Work finally begins on Kushner’s One Journal Square project in Jersey City
All renderings courtesy of Kushner unless otherwise noted
Construction is finally underway at Kushner’s huge One Journal Square project in Jersey City. The nearly $1 billion mixed-use development consists of two 710-foot-tall towers with more than 1,700 rentals and 45,000 square feet of amenities and public space, including a new Target location as its anchor tenant. The developer was joined by Jersey City Mayor Steven Fulop during a groundbreaking ceremony at the Journal Square site on Thursday.
“Today’s groundbreaking for One Journal Square has been several years in the making for us, and we are thrilled to begin the physical build-out of what we believe will be the crown jewel of this resurgent neighborhood and an important asset for all of Jersey City,” Laurent Morali, CEO of Kushner, said.
“Our steadfast commitment to moving this pivotal project forward was founded in our strong belief in Journal Square, both in its present and in its future, and we look forward to bringing our vision to life.”
Designed by Woods Bagot Architects, One Journal Square consists of two 64-story glass towers, each offering breathtaking views of the Hudson River, Statue of Liberty, Ellis Island, and downtown Manhattan. The site, which conveniently sits next to the Journal Square PATH Station, has been vacant since 2009.
In total, the project will bring 1,723 rental units, 45,000 square feet of luxury amenities, and 40,000 square feet of pre-leased ground-floor retail space.

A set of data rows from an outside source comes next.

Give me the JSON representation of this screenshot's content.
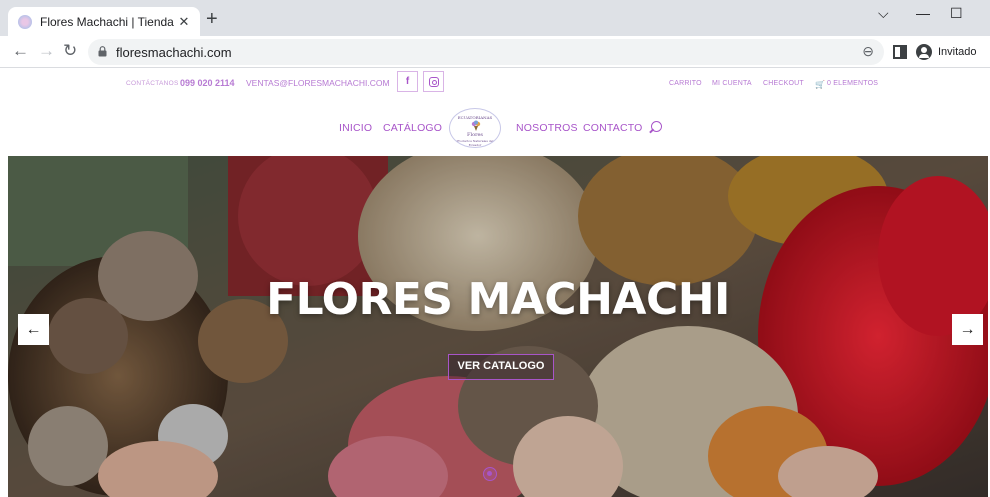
{
  "browser": {
    "tab_title": "Flores Machachi | Tienda Online",
    "tab_close": "✕",
    "new_tab": "+",
    "url": "floresmachachi.com",
    "profile_label": "Invitado",
    "controls": {
      "minimize": "—",
      "maximize": "☐",
      "collapse": "⌵"
    },
    "nav": {
      "back": "←",
      "forward": "→",
      "reload": "↻"
    },
    "zoom_glyph": "⊖"
  },
  "topbar": {
    "contact_prefix": "CONTÁCTANOS",
    "phone": "099 020 2114",
    "email": "VENTAS@FLORESMACHACHI.COM",
    "facebook_glyph": "f",
    "links": {
      "cart": "CARRITO",
      "account": "MI CUENTA",
      "checkout": "CHECKOUT",
      "items": "0 ELEMENTOS"
    },
    "cart_glyph": "🛒"
  },
  "nav": {
    "inicio": "INICIO",
    "catalogo": "CATÁLOGO",
    "nosotros": "NOSOTROS",
    "contacto": "CONTACTO"
  },
  "logo": {
    "top_text": "ECUATORIANAS",
    "name": "Flores",
    "tagline": "Productos Naturales del Ecuador"
  },
  "hero": {
    "title": "FLORES MACHACHI",
    "cta": "VER CATALOGO",
    "prev": "←",
    "next": "→"
  },
  "colors": {
    "brand_purple": "#a855c9",
    "brand_purple_light": "#b77ad3"
  }
}
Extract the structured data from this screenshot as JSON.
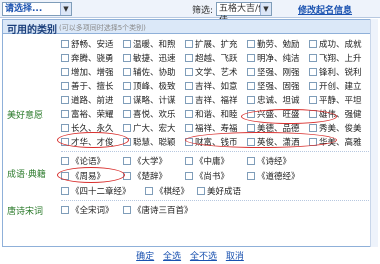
{
  "toolbar": {
    "prompt_select": "请选择...",
    "filter_label": "筛选:",
    "filter_select": "五格大吉/佳佳",
    "modify_link": "修改起名信息"
  },
  "panel": {
    "title": "可用的类别",
    "note": "(可以多项同时选择5个类别)"
  },
  "categories": [
    {
      "label": "美好意愿",
      "rows": [
        [
          "舒畅、安适",
          "温暖、和煦",
          "扩展、扩充",
          "勤劳、勉励",
          "成功、成就"
        ],
        [
          "奔腾、骁勇",
          "敏捷、迅速",
          "超越、飞跃",
          "明净、纯洁",
          "飞翔、上升"
        ],
        [
          "增加、增强",
          "辅佐、协助",
          "文学、艺术",
          "坚强、刚强",
          "锋利、锐利"
        ],
        [
          "善于、擅长",
          "顶峰、极致",
          "吉祥、如意",
          "坚强、固强",
          "开创、建立"
        ],
        [
          "道路、前进",
          "谋略、计谋",
          "吉祥、福祥",
          "忠诚、坦诚",
          "平静、平坦"
        ],
        [
          "富裕、荣耀",
          "喜悦、欢乐",
          "和谐、和睦",
          "兴盛、旺盛",
          "雄伟、强健"
        ],
        [
          "长久、永久",
          "广大、宏大",
          "福祥、寿福",
          "美德、品德",
          "秀美、俊美"
        ],
        [
          "才华、才俊",
          "聪慧、聪颖",
          "财富、钱币",
          "英俊、潇洒",
          "华美、高雅"
        ]
      ]
    },
    {
      "label": "成语·典籍",
      "rows": [
        [
          "《论语》",
          "《大学》",
          "《中庸》",
          "《诗经》"
        ],
        [
          "《周易》",
          "《楚辞》",
          "《尚书》",
          "《道德经》"
        ],
        [
          "《四十二章经》",
          "《棋经》",
          "美好成语"
        ]
      ]
    },
    {
      "label": "唐诗宋词",
      "rows": [
        [
          "《全宋词》",
          "《唐诗三百首》"
        ]
      ]
    }
  ],
  "footer": {
    "confirm": "确定",
    "select_all": "全选",
    "select_none": "全不选",
    "cancel": "取消"
  }
}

According to Jersey Digs, the rental apartments in the complex will consist of 493 studios, 972 one-bedrooms, 222 two-bedrooms, and 36 three-bedroom units. The development will also include 883 parking spaces in its base.
Amenities include an Olympic-sized indoor swimming pool, cold plunge pool, whirlpool spa, sauna and steam rooms, a bowling alley, golf simulator, lounges, co-working space, and a chef’s kitchen and kid’s club. Other amenities include a fitness center, yoga room, spin cycle suit, full-sized indoor basketball court, rock climbing wall, and a squash court.
Outdoor amenities include two landscaped rooftop terraces and an outdoor lounge pool with a hot tub.
One Journal Square is expected to be completed by 2026.
The development, which is being built by AJD Construction, will include a new public plaza as the base of the towers facing John F. Kennedy Boulevard, providing green space and abundant seating areas.
“When you look at what’s happening in Journal Square, you’d be hard-pressed to find another city in the country that can point to the amount of development in this two-block radius,” Fulop said.
“This project is bar none the most significant project we have in Jersey City and probably the most significant project in New Jersey. It’s 900 units in the first phase, it’s 64 stories tall and we’re already close to 100 feet above the flood plain level so you talk about the size of this building and what it’s doing to the skyline is really significant.”
Fulop continued: “If you can imagine this being completed in the next 36 months and all the other things in Journal Square moving forward simultaneously you can get a little bit of a glimpse of what it will be in three short years and the most important project to make that a reality is One Journal Square.”
Rendering by Woods Bagot
Controversy has plagued the project since its inception. Kushner has had approvals to redevelop the site for roughly six years but faced several setbacks in actually starting construction and the plan was altered a few times over the years.
Nicole Kushner Meyer, the sister of Donald Trump’s son-in-law and former advisor, Jared Kushner, whose family runs the company, attempted to raise $150 million from Chinese investors by promising EB-5 visas and name-dropping her high-profile brother.
In response, Fulop announced the city would no longer allow for the 30-year tax break and $30 million in city-issued bonds Kushner had previously requested. Shortly after, co-working company WeWork pulled out as the anchor tenant of the development. In 2018, the developer sued the city, blaming the mayor’s “political animus” toward Trump and his affiliates. The lawsuit claimed that Fulop issued a default against the development to “appease and curry favor with the overwhelmingly anti-Trump constituents of Jersey City,” as 6sqft reported.
The developer and city reached a settlement agreement in October 2020 over the lawsuit, and the Jersey City Planning Board approved the project in January 2021, signaling an end to development and allowing construction to finally begin.